Exercise: If a line in the entries below includes the string "System", copy it out.

Material for the task:
"""

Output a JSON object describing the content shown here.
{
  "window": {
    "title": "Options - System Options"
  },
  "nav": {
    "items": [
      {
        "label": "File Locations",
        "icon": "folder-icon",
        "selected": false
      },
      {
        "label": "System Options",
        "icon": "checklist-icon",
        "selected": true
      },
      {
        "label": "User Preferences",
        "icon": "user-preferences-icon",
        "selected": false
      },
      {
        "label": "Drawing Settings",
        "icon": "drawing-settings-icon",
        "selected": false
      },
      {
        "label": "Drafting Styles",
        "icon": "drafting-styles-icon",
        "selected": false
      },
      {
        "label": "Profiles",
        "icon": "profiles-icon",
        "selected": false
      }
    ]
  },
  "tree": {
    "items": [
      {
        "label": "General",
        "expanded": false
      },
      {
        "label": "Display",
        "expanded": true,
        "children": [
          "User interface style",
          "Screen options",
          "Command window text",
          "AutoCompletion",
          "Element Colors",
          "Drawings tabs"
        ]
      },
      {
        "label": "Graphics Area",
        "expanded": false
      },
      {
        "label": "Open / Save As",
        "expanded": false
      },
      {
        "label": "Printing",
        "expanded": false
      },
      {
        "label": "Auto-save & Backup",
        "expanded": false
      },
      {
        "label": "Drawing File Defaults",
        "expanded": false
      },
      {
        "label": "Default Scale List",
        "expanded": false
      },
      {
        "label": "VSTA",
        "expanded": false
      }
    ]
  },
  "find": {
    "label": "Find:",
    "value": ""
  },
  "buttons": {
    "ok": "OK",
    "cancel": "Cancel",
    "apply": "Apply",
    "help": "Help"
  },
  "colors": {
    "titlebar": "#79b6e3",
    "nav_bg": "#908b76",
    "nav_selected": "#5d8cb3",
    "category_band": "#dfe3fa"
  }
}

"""
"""

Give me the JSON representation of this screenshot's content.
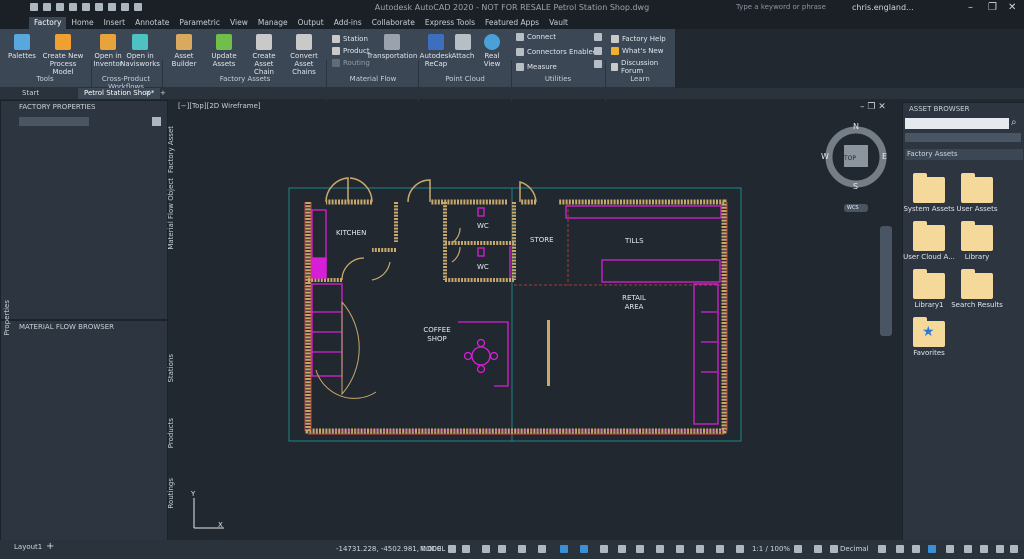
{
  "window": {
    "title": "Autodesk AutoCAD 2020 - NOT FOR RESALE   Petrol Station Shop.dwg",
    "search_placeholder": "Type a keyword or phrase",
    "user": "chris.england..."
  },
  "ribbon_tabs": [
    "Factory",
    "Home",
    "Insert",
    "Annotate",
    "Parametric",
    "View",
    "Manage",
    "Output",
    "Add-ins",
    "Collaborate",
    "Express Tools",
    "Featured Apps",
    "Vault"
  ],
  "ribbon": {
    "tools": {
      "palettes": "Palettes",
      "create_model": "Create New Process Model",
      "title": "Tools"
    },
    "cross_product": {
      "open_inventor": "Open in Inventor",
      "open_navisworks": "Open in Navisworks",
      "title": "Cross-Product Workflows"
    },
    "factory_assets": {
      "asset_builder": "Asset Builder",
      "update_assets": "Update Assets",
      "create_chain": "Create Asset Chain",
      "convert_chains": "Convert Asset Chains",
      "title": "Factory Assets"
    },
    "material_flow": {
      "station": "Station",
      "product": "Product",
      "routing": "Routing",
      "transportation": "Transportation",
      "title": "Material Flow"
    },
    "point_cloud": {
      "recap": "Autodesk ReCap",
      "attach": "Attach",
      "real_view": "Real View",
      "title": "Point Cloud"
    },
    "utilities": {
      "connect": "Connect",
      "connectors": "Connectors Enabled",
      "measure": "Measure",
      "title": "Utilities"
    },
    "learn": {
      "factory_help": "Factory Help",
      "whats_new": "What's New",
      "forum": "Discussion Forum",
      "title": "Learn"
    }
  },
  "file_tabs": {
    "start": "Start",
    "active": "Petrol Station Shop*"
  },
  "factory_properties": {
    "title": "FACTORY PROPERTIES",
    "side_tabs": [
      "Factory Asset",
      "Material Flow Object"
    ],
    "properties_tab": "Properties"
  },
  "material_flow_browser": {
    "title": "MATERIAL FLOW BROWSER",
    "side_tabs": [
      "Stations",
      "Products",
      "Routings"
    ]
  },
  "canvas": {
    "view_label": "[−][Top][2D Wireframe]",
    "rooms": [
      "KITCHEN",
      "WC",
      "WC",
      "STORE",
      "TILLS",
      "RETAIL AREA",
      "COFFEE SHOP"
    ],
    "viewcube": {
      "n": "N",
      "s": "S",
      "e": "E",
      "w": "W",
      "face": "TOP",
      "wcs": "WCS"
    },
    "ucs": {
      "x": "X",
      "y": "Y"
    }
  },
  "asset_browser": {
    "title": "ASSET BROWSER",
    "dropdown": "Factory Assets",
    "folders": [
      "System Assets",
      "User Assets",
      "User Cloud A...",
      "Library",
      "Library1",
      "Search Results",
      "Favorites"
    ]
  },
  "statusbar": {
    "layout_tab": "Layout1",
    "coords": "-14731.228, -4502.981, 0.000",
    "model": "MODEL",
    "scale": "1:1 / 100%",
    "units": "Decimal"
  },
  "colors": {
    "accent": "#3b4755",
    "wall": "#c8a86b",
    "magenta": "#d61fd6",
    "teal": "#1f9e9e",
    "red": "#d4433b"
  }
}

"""

Result:
    "title": "Options - System Options"
        "label": "System Options",
      "System Assets",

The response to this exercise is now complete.